Cary Bozeman is rare in having been mayor of two very different cities. From 1976 to 1993 he served on the Bellevue City Council, which elected him to three terms as mayor. Bored with retirement, he moved to Bremerton in 1996 as executive director of the Olympic College Foundation, then in 2001 won election as Bremerton's mayor. There, he's helped initiate the biggest renovation of its downtown since World War II, including a hotel, conference center, parks and civic buildings. It's a remarkable comeback for a politician and a downtown. Bozeman strides the streets of his new city with enthusiasm, explaining how he's going to make lemons into lemonade.

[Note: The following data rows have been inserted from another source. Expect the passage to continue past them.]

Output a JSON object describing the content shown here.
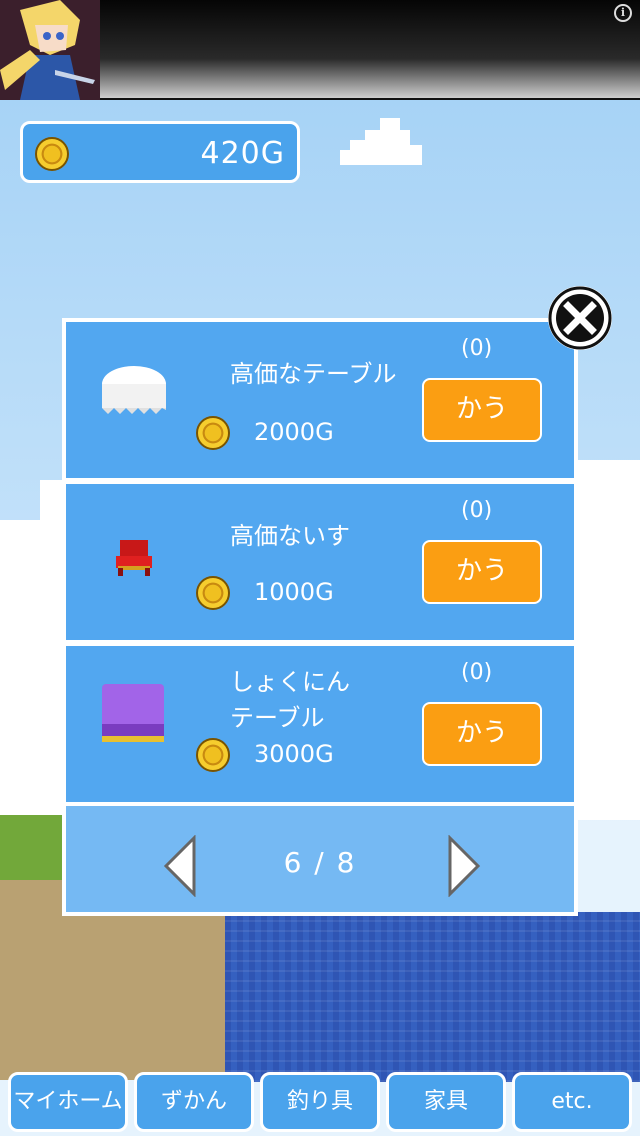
{
  "ad_banner": {
    "info_icon": "info-icon"
  },
  "gold": {
    "amount": "420G",
    "icon": "coin-icon"
  },
  "shop": {
    "close_icon": "close-x-icon",
    "items": [
      {
        "name": "高価なテーブル",
        "price": "2000G",
        "owned": "(0)",
        "buy_label": "かう",
        "icon": "round-table-icon"
      },
      {
        "name": "高価ないす",
        "price": "1000G",
        "owned": "(0)",
        "buy_label": "かう",
        "icon": "red-chair-icon"
      },
      {
        "name": "しょくにん\nテーブル",
        "price": "3000G",
        "owned": "(0)",
        "buy_label": "かう",
        "icon": "purple-table-icon"
      }
    ],
    "pager": {
      "label": "6 / 8",
      "prev_icon": "left-arrow-icon",
      "next_icon": "right-arrow-icon"
    }
  },
  "bottom_nav": {
    "tabs": [
      {
        "label": "マイホーム"
      },
      {
        "label": "ずかん"
      },
      {
        "label": "釣り具"
      },
      {
        "label": "家具"
      },
      {
        "label": "etc."
      }
    ]
  },
  "colors": {
    "panel_blue": "#52a7f0",
    "buy_orange": "#fb9e12",
    "sea_blue": "#3560c0",
    "grass_green": "#72a83a"
  }
}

Q: From Bellevue to Bremerton? Are you nuts?
A: I fell in love with this place. I bought a house on the water for $200,000.
Q: Didn't Bremerton voters find it weird to have an outsider from Bellevue run for mayor?

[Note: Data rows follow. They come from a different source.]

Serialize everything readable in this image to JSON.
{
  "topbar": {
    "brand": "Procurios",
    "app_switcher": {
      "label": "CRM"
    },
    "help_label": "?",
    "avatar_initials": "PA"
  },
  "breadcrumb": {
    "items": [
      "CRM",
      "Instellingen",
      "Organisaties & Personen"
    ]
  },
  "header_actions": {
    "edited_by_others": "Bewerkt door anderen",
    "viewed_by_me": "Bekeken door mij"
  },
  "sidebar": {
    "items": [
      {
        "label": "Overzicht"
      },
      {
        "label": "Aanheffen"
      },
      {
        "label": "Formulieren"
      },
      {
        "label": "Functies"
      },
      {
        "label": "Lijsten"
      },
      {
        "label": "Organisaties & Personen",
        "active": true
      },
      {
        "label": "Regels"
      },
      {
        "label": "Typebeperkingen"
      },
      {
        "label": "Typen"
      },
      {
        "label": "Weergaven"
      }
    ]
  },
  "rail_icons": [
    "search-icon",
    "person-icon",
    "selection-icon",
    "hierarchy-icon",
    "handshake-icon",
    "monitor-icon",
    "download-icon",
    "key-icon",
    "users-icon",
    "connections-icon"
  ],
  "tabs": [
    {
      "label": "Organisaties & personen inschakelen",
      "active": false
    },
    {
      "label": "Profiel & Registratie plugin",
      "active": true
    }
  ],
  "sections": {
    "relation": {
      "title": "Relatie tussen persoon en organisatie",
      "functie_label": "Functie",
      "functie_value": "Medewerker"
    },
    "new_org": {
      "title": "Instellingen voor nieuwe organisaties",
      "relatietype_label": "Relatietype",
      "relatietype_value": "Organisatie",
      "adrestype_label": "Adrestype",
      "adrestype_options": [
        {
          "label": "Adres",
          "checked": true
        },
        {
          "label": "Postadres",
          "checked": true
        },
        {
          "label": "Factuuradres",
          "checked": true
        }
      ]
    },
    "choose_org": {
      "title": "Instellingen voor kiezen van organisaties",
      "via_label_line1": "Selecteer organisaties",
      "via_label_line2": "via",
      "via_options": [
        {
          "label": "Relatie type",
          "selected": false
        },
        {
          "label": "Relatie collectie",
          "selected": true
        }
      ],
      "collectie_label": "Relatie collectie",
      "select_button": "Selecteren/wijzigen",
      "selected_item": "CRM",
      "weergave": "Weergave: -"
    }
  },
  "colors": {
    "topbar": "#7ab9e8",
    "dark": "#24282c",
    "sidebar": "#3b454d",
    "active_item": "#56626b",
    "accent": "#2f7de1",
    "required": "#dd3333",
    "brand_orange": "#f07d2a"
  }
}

A: When I knocked on doors I got encouragement. Nothing had happened downtown for 35 years. People were ready to give somebody new a chance.
Q: What have you done differently to get this renaissance going?
A: You have to provide leadership. I didn't see downtown as a problem, I saw it as an opportunity. The community was using its waterfront to park cars. Wow! We bought all this waterfront land for $4 million. You can't even buy a waterfront home on the Eastside for $4 million.
Q: Is it a tough sell?
A: There was no Starbucks. I couldn't believe it. They said they didn't think there was a market. What, blue-collar people don't drink coffee? Now there's a Starbucks, and it's doing great. I think the state's emerging cities are the ones this size — Wenatchee, Bremerton, Olympia, Anacortes.
Q: How do you court developers?
A: We've got an economic-development director who represents all the departments, who works with the council. You can go to one guy and get an answer.
Q: Who's buying these downtown condos for $300,000 to $1 million?
A: People who want a waterfront home near galleries and theater who can also hop on a passenger ferry next door and be in downtown Seattle in 30 minutes.
Q: Isn't Bremerton a poor community?
A: You've got 8,000 workers in the shipyard averaging $65,000 in pay and benefits. Some of the most sophisticated work in the world is going on here. This is another Boeing — people who are well-educated and high-paid. Now our challenge is to diversify.
Q: What would you tell other mayors?
A: I believe that nothing stands still. You either go backwards or forwards.